Meyer was heavily criticised for giving you just three minutes of game time against Argentina in the third-place play-off. How disappointed were you at not getting a decent run in a game the Boks had wrapped up early in the second half?
I wouldn’t say disappointed … I still got the chance to earn another Springbok cap. Sometimes as a player you get a raw deal and things don’t go your way, but you need to have faith in the coach. There have been many players throughout Bok history who didn’t get to come off the bench, so what happened to me wasn’t such a big thing.
What did you learn from Fourie du Preez at the World Cup?
Fourie is a legend and a genius at what he does. His decision-making is outstanding – he always picks the right player with his pass and knows when to kick. His ability to identify space and get into that space, and the calm manner in which he operates, also impressed me.
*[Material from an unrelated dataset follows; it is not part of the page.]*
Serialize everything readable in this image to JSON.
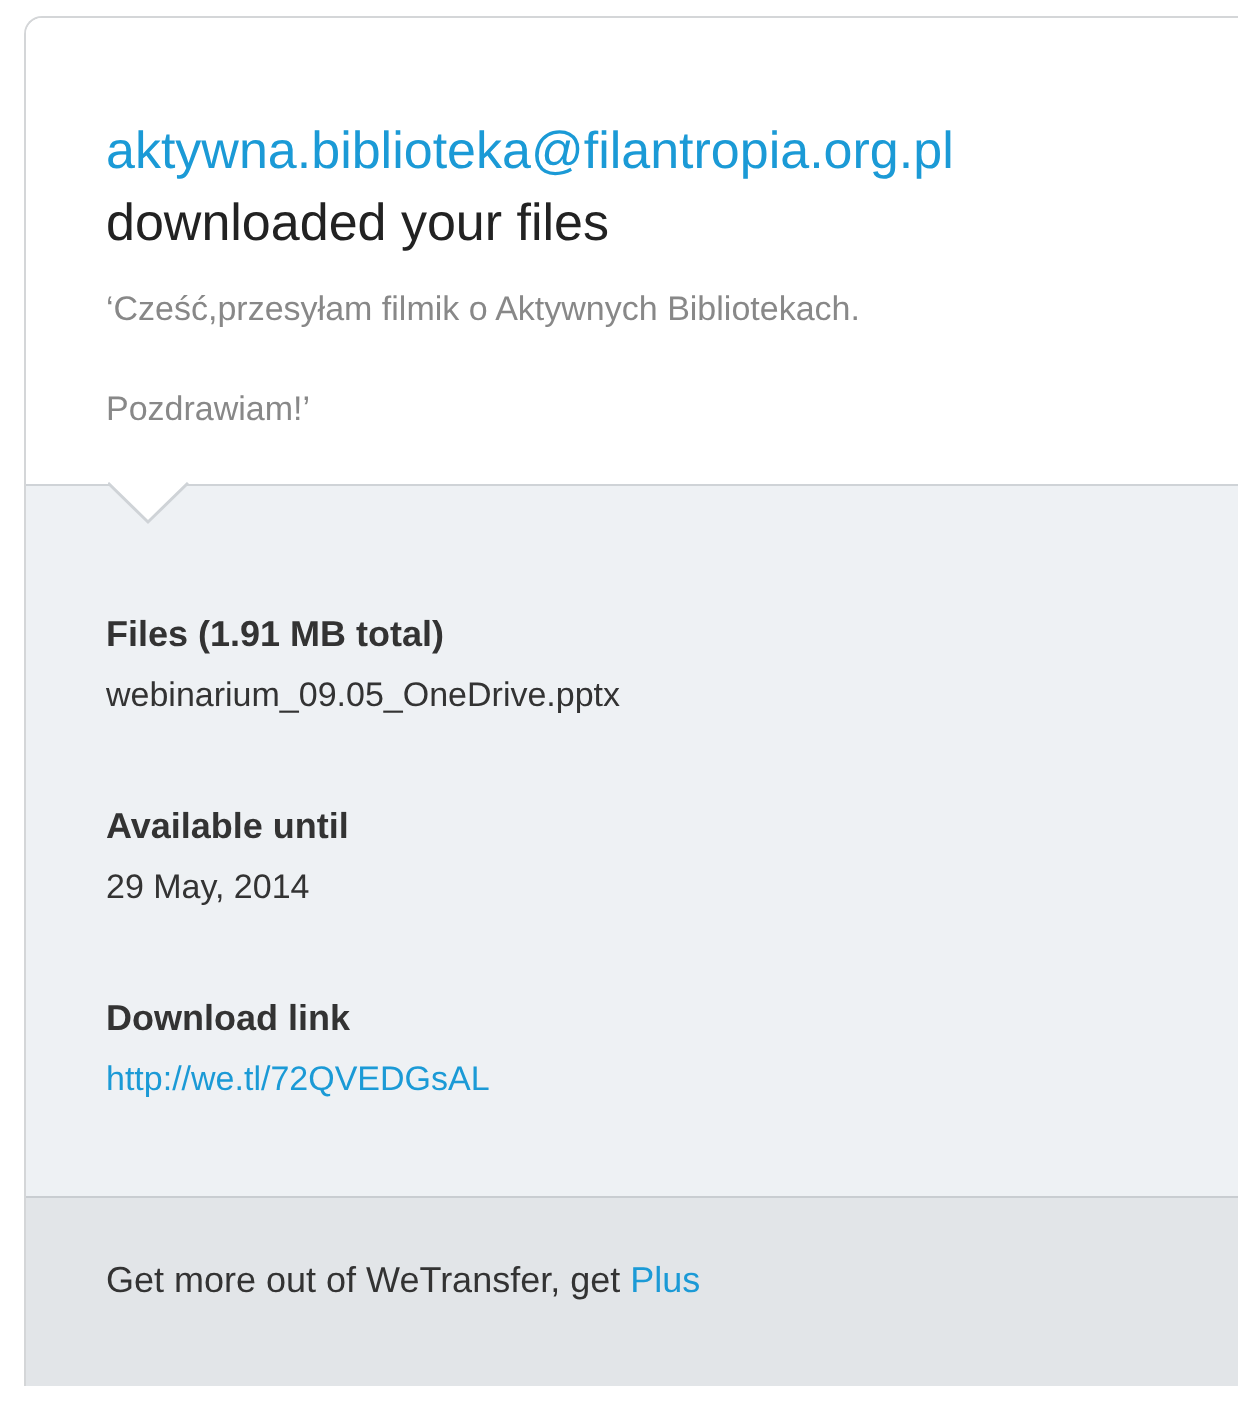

What’s it like having Handré Pollard as your halfback partner and does the fact you play together at the Bulls improve your chances of starting for the Boks this year?
I enjoy playing with Polly, he’s an excellent, knowledgeable rugby player who has the ability to take a gap. I’m not thinking about the Boks, I just want to make the Bulls’ starting lineup and play well in Super Rugby. The rest will take care of itself.
Let’s go back to the beginning. How did you start playing rugby?
I began playing Bulletjie [mini] rugby at the age of seven at De Waalville Primary School in Heidelberg in the Western Cape. I played flyhalf at first, because that had been my father’s position, but he told me before the Craven Week trials [for South Western Districts] that I should move to scrumhalf because of my height and weight.
You played for SWD at the U18 Academy Week in 2006 and the Lions at the U18 Craven Week in 2007. How did you end up in Joburg?
The Lions saw me playing for SWD at the Academy Week, which we went on to win, and asked me if I would be interested in joining them. At first I said no, but then when I was in Grade 11 in my first year at Outeniqua, the scrumhalf who was playing for the 2nd XV was selected ahead of me for the SWD Craven Week squad. I then decided to move to Joburg to do my matric year at Bastion.
What did it mean to you to captain SA Schools in 2007 and play for SA U20 in 2009?
Being appointed SA Schools captain was massive for me and my family, especially as I was only the second player of colour to be given the honour. When I was selected for the SA U20 squad I realised I could have a big future in rugby. To play on the world stage, against guys like [England scrumhalf] Ben Youngs, was a great experience.
You played Varsity Cup rugby for UJ in 2011 and 2012. How did that help to develop your game?
While I was with the Lions U21 side I’d had a hamstring operation that ruled me out for a year, so I was grateful to get some exposure in the Varsity Cup. The Bulls were able to get a good look at me.
Why did you leave the Lions for the Bulls?
My contract with the Lions was set to expire at the end of 2012 and the union had a lot of experienced, settled scrumhalves who were ahead of me in the pecking order. I got a call from the Bulls, who had lost two scrumhalves to the Springbok squad and needed another one for the Currie Cup. I decided to go to the Bulls on loan for that Currie Cup season and try get my foot into the door.
You’ve said you are a scrumhalf who focuses on the basics and tries to do them well. What are your big strengths and in which areas do you need to improve?
I enjoy quickening up the game and getting the guys around me to play. I’ve got a very good box kick, but can improve the consistency and accuracy of my kicking. I’d also like to score a few more tries and improve my support play. The Bulls haven’t been the most attacking side in recent years but I firmly believe that is going to change.
– This Q&A first appeared in the March 2016 issue of SA Rugby magazine